[Dataset rows describing interfaces]
--*--

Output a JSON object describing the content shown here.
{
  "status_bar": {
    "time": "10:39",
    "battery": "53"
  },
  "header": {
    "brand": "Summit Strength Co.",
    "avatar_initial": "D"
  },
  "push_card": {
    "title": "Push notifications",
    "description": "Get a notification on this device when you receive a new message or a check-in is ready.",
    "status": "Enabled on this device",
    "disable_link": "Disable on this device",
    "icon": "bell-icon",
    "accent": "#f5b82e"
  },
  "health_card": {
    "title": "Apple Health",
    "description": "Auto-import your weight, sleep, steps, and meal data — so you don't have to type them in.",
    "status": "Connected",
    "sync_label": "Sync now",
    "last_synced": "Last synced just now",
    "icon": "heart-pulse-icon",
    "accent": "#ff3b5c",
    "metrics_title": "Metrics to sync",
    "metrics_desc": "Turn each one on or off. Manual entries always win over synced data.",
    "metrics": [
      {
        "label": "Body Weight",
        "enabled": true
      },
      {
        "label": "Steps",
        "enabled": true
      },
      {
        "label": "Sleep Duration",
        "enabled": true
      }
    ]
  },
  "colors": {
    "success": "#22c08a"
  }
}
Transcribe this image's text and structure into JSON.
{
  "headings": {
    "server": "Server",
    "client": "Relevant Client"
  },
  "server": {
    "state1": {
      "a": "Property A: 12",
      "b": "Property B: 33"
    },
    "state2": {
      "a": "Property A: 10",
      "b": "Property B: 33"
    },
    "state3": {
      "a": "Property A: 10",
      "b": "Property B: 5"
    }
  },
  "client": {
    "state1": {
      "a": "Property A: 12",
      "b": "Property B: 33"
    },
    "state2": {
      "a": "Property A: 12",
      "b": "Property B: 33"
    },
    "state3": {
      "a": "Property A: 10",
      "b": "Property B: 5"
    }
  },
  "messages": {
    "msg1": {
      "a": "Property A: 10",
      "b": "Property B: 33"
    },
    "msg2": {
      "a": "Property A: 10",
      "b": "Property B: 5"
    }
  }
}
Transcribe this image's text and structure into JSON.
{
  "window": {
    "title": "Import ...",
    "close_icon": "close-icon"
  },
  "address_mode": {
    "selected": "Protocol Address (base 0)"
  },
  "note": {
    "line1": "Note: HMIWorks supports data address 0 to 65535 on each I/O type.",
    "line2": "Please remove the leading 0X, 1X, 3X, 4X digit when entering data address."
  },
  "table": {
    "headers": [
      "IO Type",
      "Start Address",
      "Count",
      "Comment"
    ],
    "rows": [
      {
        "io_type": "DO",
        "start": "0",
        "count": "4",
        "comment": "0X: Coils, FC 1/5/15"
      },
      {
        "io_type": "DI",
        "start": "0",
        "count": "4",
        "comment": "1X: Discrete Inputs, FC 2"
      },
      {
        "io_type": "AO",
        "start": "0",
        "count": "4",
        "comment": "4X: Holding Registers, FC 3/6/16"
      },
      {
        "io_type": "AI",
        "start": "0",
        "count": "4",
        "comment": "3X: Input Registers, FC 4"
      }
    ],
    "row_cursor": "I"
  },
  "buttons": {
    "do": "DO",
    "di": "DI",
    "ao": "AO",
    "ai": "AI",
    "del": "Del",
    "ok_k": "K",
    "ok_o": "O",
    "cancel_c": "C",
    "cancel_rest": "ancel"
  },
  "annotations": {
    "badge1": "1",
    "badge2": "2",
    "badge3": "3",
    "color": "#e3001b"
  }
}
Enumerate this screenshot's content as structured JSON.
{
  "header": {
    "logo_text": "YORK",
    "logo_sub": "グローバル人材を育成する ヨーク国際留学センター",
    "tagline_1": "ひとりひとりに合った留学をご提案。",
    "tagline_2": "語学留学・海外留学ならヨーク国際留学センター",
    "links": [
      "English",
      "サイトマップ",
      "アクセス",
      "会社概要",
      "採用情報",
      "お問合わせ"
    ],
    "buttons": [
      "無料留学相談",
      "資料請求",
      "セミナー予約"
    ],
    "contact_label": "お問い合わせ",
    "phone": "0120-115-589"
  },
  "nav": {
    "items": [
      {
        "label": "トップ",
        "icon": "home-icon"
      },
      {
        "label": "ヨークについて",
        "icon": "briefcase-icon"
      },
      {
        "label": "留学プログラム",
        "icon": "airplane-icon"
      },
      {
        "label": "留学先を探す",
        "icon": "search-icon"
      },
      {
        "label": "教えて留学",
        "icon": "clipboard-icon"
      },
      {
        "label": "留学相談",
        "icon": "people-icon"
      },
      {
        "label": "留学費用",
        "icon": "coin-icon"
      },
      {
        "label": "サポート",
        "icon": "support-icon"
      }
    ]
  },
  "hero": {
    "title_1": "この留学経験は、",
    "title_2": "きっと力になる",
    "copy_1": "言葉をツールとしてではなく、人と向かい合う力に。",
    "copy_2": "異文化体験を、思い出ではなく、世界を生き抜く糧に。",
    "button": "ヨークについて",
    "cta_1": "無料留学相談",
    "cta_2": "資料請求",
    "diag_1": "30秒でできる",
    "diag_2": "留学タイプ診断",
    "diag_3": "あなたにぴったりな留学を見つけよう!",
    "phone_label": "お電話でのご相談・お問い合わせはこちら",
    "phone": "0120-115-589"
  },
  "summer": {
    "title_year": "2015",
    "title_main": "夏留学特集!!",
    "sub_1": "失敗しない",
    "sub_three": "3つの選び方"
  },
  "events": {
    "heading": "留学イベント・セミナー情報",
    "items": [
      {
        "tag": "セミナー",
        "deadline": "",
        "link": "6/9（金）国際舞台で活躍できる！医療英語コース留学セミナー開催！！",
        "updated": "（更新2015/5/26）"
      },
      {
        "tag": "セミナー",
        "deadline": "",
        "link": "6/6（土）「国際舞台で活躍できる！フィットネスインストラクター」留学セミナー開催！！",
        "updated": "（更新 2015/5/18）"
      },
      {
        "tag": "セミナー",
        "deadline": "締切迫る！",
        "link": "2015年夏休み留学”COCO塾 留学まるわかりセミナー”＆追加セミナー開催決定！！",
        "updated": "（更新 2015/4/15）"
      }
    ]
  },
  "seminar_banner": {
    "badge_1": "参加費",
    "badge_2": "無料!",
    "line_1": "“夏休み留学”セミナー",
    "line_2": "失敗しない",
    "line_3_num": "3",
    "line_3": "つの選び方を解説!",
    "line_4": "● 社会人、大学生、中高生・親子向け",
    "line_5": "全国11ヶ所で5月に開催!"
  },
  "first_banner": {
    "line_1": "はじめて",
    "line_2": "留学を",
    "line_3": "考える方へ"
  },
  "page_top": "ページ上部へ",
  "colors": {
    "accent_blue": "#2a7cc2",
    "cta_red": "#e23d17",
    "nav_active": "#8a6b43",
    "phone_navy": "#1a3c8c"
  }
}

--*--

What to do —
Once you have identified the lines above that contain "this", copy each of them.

Completed exercise —
    "description": "Get a notification on this device when you receive a new message or a check-in is ready.",
    "status": "Enabled on this device",
    "disable_link": "Disable on this device",
Transcribe this image's text and structure into JSON.
Transcribe this image's text and structure into JSON.
Enumerate this screenshot's content as structured JSON.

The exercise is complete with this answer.